By Donna Ross
Sobrasada is an air-dried sausage that's similar to chorizo in flavour, but a soft, spreadable consistency. It's often served on bread as a tapas or snack, but here I cooked it with peperonata-style stew to make an accompaniment for corn fritters. The sweet version is very mild, I daresay mild enough for the normally spice-averse.
2 banana shallots, finely sliced
1 clove garlic, minced
200g orange or red peppers, cut into strips
200g sobrasada (sweet or spicy), skin removed
Half a teaspoon of hot paprika (optional)
Pinch of chilli flakes (optional)
200g tomatoes, chopped (fresh or half a tin)
100ml red wine
Fry the shallots in a little oil until soft and beginning to turn golden, about 10-15 minutes. Add the garlic and fry for a few more minutes. Add the sobrasada and break up with a spatula or wooden spoon so it breaks down in the pan. Add the paprika and chilli if you prefer a spicier chorizo hit. Fry over a medium to high heat so that the sobrasada begins to give off some oil. Add the tomatoes, peppers and wine anmd give everything a good stir round. Lower the heat to a gentle simmer. Leave to stew for about 30 minutes so the peppers and tomatoes have softened and mingled with the sobrasada to produce a thick, sweetly spiced sauce.
I think this is perfect served with corn fritters, but you could also serve it spread thickly on toast, tossed through some pasta, alongside brown rice or as a filling for enchiladas.
Corn fritters (adapted - barely - from Nigel Slater for the Guardian)
2 ears of corn (or one tin of corn when the sweetcorn season has ended)
A tablespoon of self raising flour
2 eggs, carefully separated
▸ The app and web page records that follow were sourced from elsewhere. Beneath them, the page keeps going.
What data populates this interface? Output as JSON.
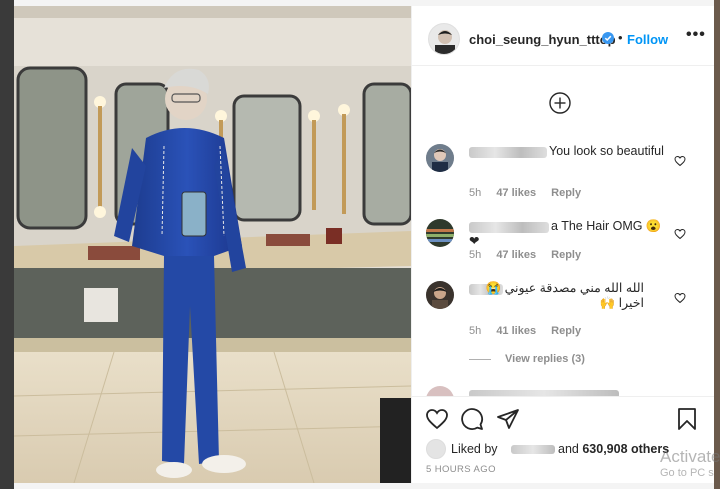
{
  "post": {
    "username": "choi_seung_hyun_tttop",
    "follow_label": "Follow",
    "separator": "•"
  },
  "comments": [
    {
      "text": "You look so beautiful",
      "time": "5h",
      "likes": "47 likes",
      "reply": "Reply"
    },
    {
      "text": "a The Hair OMG 😮❤",
      "time": "5h",
      "likes": "47 likes",
      "reply": "Reply"
    },
    {
      "text": "الله الله مني مصدقة عيوني 😭 اخيرا 🙌",
      "time": "5h",
      "likes": "41 likes",
      "reply": "Reply"
    }
  ],
  "view_replies": "View replies (3)",
  "likes_summary": {
    "prefix": "Liked by",
    "suffix": "and",
    "others": "630,908 others"
  },
  "time_ago": "5 HOURS AGO",
  "watermark": {
    "line1": "Activate",
    "line2": "Go to PC s"
  },
  "colors": {
    "link_blue": "#0095f6",
    "verified_blue": "#3897f0",
    "text": "#262626",
    "muted": "#8e8e8e"
  },
  "icons": {
    "more": "ellipsis-icon",
    "add": "plus-circle-icon",
    "like": "heart-outline-icon",
    "comment": "speech-bubble-icon",
    "share": "paper-plane-icon",
    "save": "bookmark-icon"
  }
}
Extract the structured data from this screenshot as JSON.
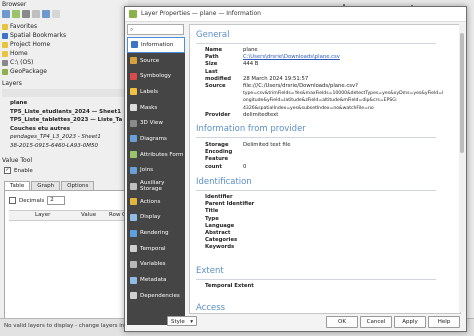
{
  "browser": {
    "title": "Browser",
    "items": [
      {
        "label": "Favorites",
        "color": "#e8c33b"
      },
      {
        "label": "Spatial Bookmarks",
        "color": "#3b73c6"
      },
      {
        "label": "Project Home",
        "color": "#e8c33b"
      },
      {
        "label": "Home",
        "color": "#e8c33b"
      },
      {
        "label": "C:\\ (OS)",
        "color": "#888888"
      },
      {
        "label": "GeoPackage",
        "color": "#8bb24a"
      }
    ]
  },
  "layers": {
    "title": "Layers",
    "items": [
      {
        "label": "plane",
        "style": "bold"
      },
      {
        "label": "TP5_Liste_etudiants_2024 — Sheet1",
        "style": "bold"
      },
      {
        "label": "TP5_Liste_tablettes_2023 — Liste_Ta",
        "style": "bold"
      },
      {
        "label": "Couches etu autres",
        "style": "bold"
      },
      {
        "label": "pendages_TP4_L3_2023 - Sheet1",
        "style": "italic"
      },
      {
        "label": "38-2015-0915-6460-LA93-0M50",
        "style": "italic"
      }
    ]
  },
  "value_tool": {
    "title": "Value Tool",
    "enable_label": "Enable",
    "tabs": [
      "Table",
      "Graph",
      "Options"
    ],
    "decimals_label": "Decimals",
    "decimals_value": "2",
    "columns": [
      "Layer",
      "Value",
      "Row"
    ],
    "col_partial": "C"
  },
  "status": {
    "text": "No valid layers to display - change layers in options"
  },
  "map_text": "oble",
  "dialog": {
    "title": "Layer Properties — plane — Information",
    "sidebar": [
      {
        "label": "Information",
        "color": "#3b73c6",
        "active": true
      },
      {
        "label": "Source",
        "color": "#d6a13a"
      },
      {
        "label": "Symbology",
        "color": "#d94a4a"
      },
      {
        "label": "Labels",
        "color": "#f0c040"
      },
      {
        "label": "Masks",
        "color": "#dddddd"
      },
      {
        "label": "3D View",
        "color": "#8a8a8a"
      },
      {
        "label": "Diagrams",
        "color": "#6aa0d8"
      },
      {
        "label": "Attributes Form",
        "color": "#9bc46a"
      },
      {
        "label": "Joins",
        "color": "#6aa0d8"
      },
      {
        "label": "Auxiliary Storage",
        "color": "#c0c0c0"
      },
      {
        "label": "Actions",
        "color": "#e2b53c"
      },
      {
        "label": "Display",
        "color": "#8fbde8"
      },
      {
        "label": "Rendering",
        "color": "#5da0e0"
      },
      {
        "label": "Temporal",
        "color": "#cfcfcf"
      },
      {
        "label": "Variables",
        "color": "#b8b8b8"
      },
      {
        "label": "Metadata",
        "color": "#8fbde8"
      },
      {
        "label": "Dependencies",
        "color": "#cfcfcf"
      }
    ],
    "sections": {
      "general": {
        "title": "General",
        "rows": [
          {
            "k": "Name",
            "v": "plane"
          },
          {
            "k": "Path",
            "v": "C:\\Users\\drsrie\\Downloads\\plane.csv",
            "link": true
          },
          {
            "k": "Size",
            "v": "444 B"
          },
          {
            "k": "Last modified",
            "v": "28 March 2024 19:51:57"
          },
          {
            "k": "Source",
            "v": "file:///C:/Users/drsrie/Downloads/plane.csv?"
          },
          {
            "k": "",
            "v": "type=csv&trimFields=Yes&maxFields=10000&detectTypes=yes&xyDms=yes&yField=l"
          },
          {
            "k": "",
            "v": "ongitude&yField=latitude&zField=altitude&mField=dip&crs=EPSG:"
          },
          {
            "k": "",
            "v": "4326&spatialIndex=yes&subsetIndex=no&watchFile=no"
          },
          {
            "k": "Provider",
            "v": "delimitedtext"
          }
        ]
      },
      "from_provider": {
        "title": "Information from provider",
        "rows": [
          {
            "k": "Storage",
            "v": "Delimited text file"
          },
          {
            "k": "Encoding",
            "v": ""
          },
          {
            "k": "Feature count",
            "v": "0"
          }
        ]
      },
      "identification": {
        "title": "Identification",
        "rows": [
          "Identifier",
          "Parent Identifier",
          "Title",
          "Type",
          "Language",
          "Abstract",
          "Categories",
          "Keywords"
        ]
      },
      "extent": {
        "title": "Extent",
        "rows": [
          "Temporal Extent"
        ]
      },
      "access": {
        "title": "Access"
      }
    },
    "buttons": {
      "style": "Style",
      "ok": "OK",
      "cancel": "Cancel",
      "apply": "Apply",
      "help": "Help"
    }
  }
}
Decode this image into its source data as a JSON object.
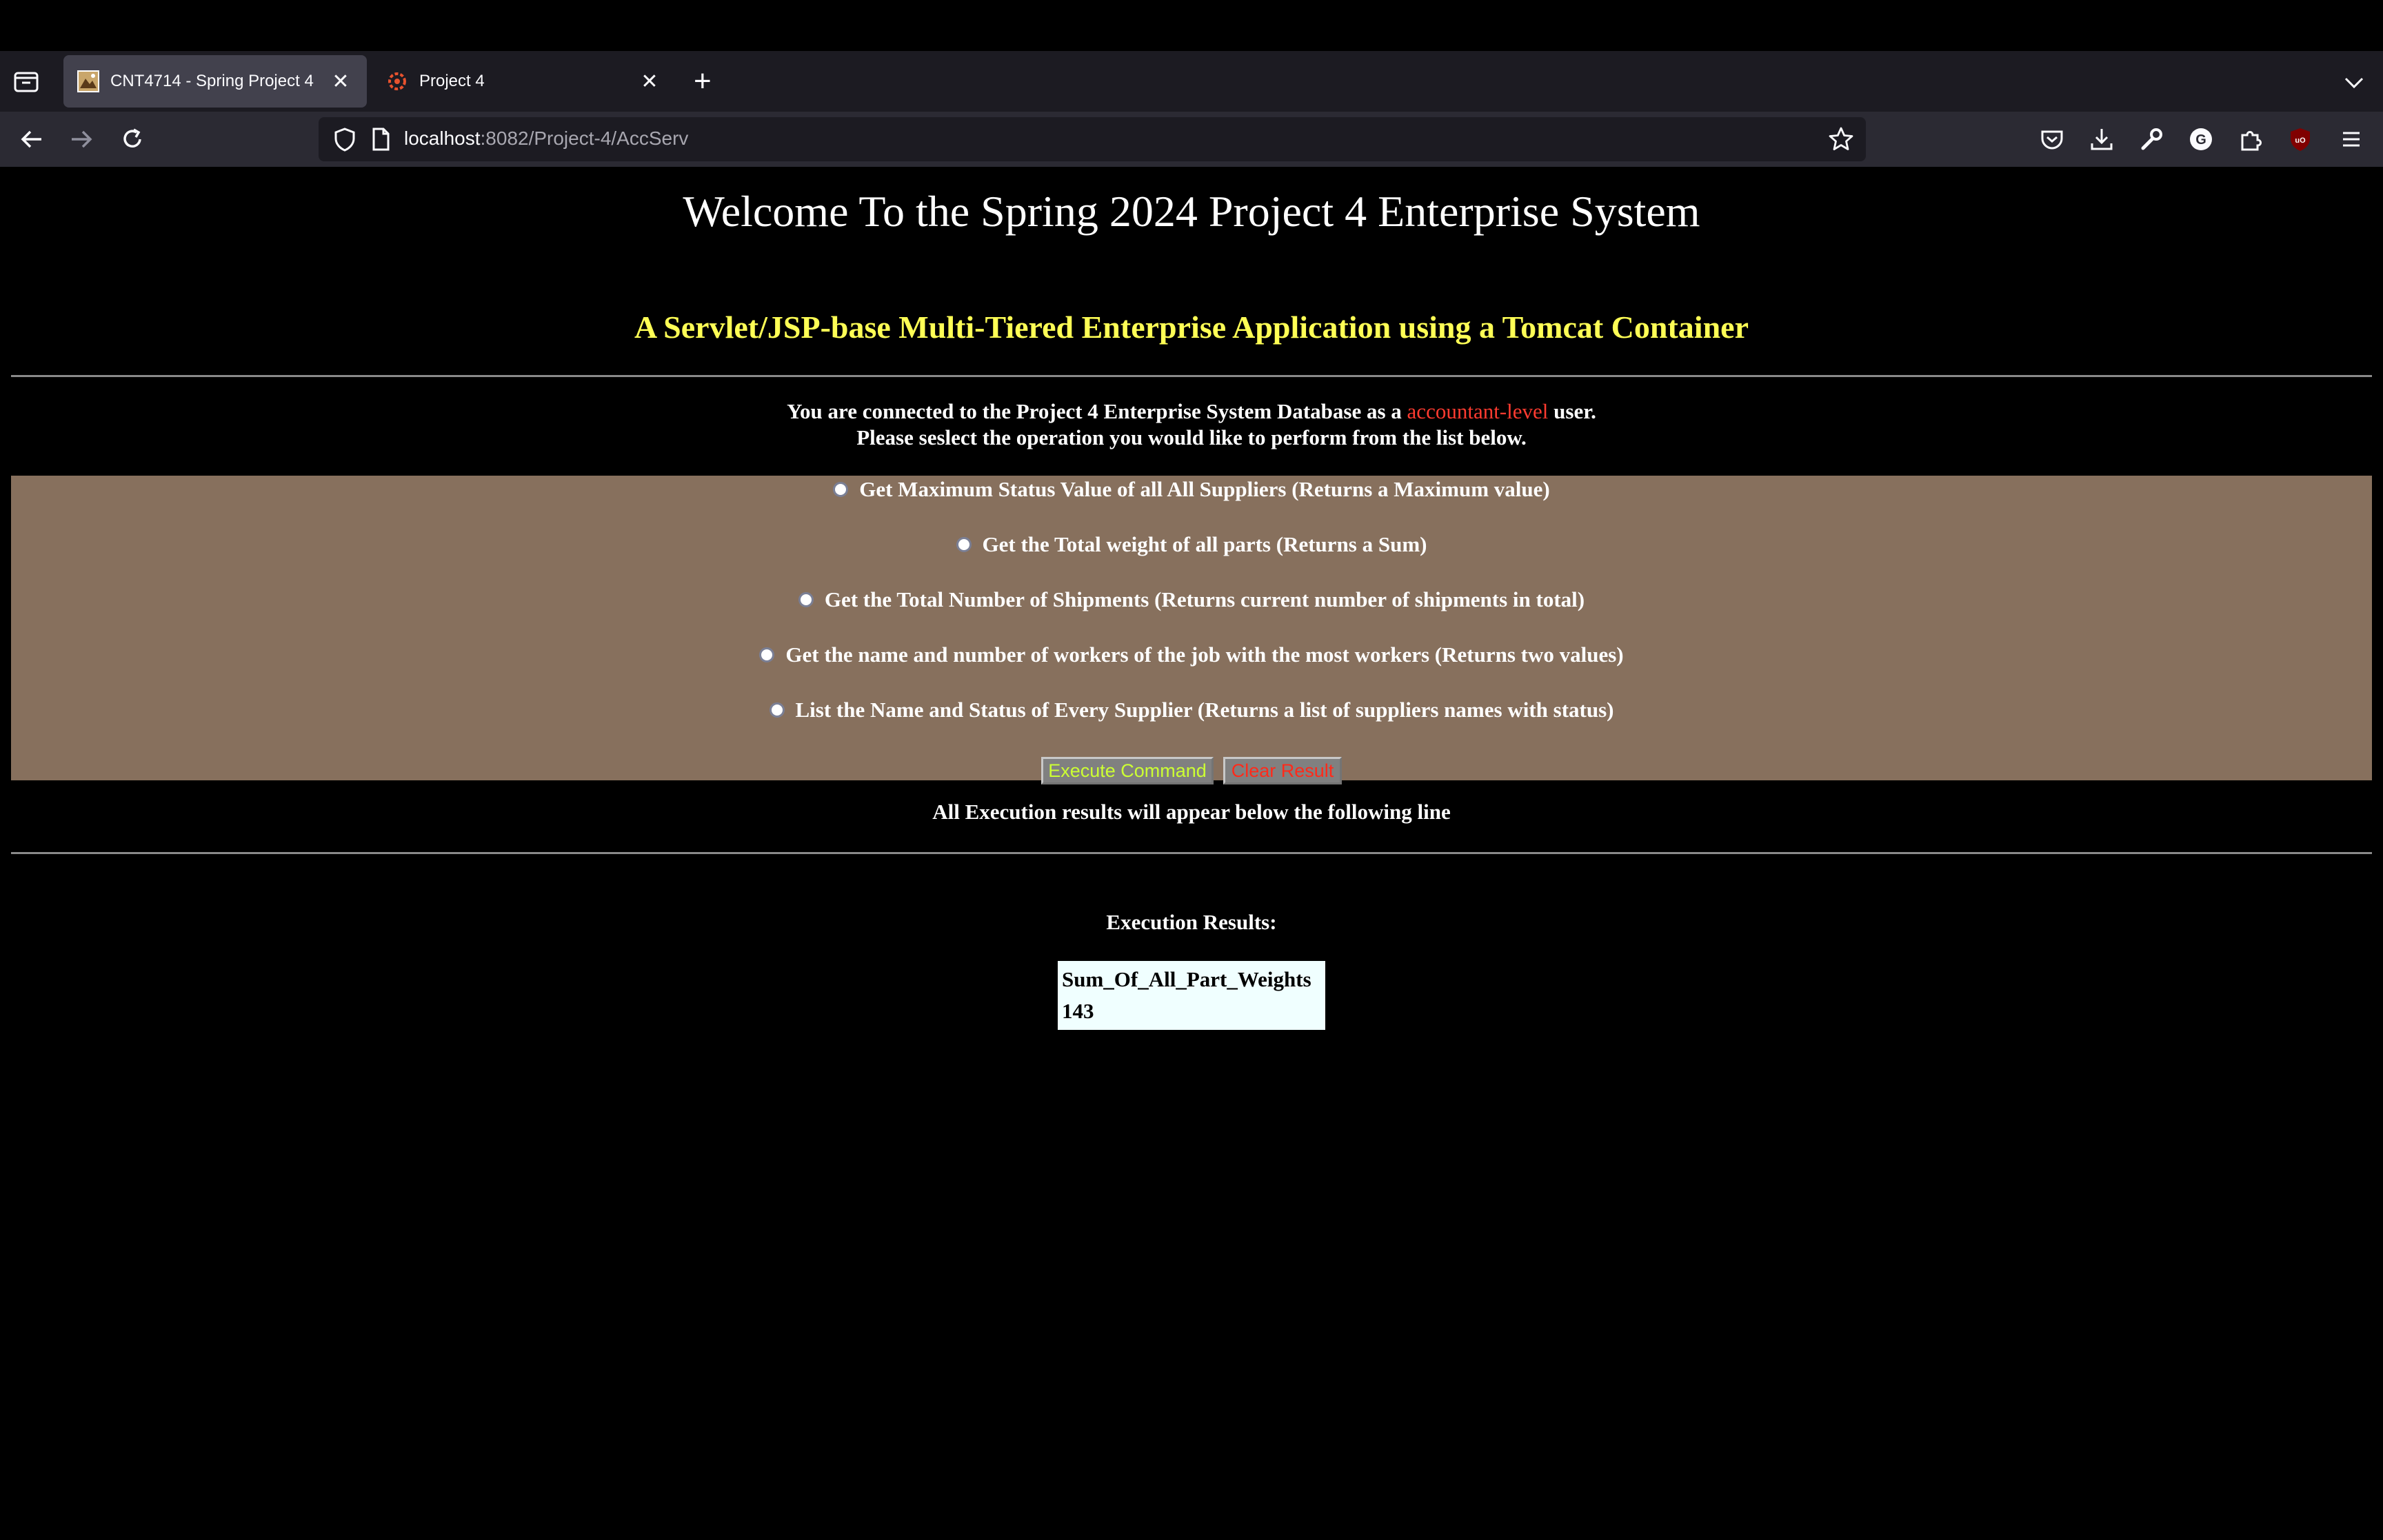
{
  "browser": {
    "tabs": [
      {
        "title": "CNT4714 - Spring Project 4",
        "active": true
      },
      {
        "title": "Project 4",
        "active": false
      }
    ],
    "url": {
      "host": "localhost",
      "rest": ":8082/Project-4/AccServ"
    }
  },
  "page": {
    "heading": "Welcome To the Spring 2024 Project 4 Enterprise System",
    "subheading": "A Servlet/JSP-base Multi-Tiered Enterprise Application using a Tomcat Container",
    "info": {
      "prefix": "You are connected to the Project 4 Enterprise System Database as a ",
      "role": "accountant-level",
      "suffix": " user.",
      "line2": "Please seslect the operation you would like to perform from the list below."
    },
    "options": [
      "Get Maximum Status Value of all All Suppliers (Returns a Maximum value)",
      "Get the Total weight of all parts (Returns a Sum)",
      "Get the Total Number of Shipments (Returns current number of shipments in total)",
      "Get the name and number of workers of the job with the most workers (Returns two values)",
      "List the Name and Status of Every Supplier (Returns a list of suppliers names with status)"
    ],
    "buttons": {
      "execute": "Execute Command",
      "clear": "Clear Result"
    },
    "results_note": "All Execution results will appear below the following line",
    "results_title": "Execution Results:",
    "result": {
      "column": "Sum_Of_All_Part_Weights",
      "value": "143"
    }
  },
  "colors": {
    "subheading": "#ffff55",
    "role": "#ff3b30",
    "options_bg": "#87705d",
    "execute_text": "#ccff33",
    "clear_text": "#ff2a1a",
    "result_bg": "#f0ffff"
  }
}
Strip the kernels from the corn and place in a bowl. Add the flour and egg yolks, and some salt and pepper, and mix well. In a separate bowl, whip up the egg whites until stiff. Fold the whites into the corn mixture. Fry large spoonfuls of the batter in a frying pan (butter is indulgent and delicious, but they're none the worse for frying in sunflower oil), turning after a few minutes when the bottoms are golden.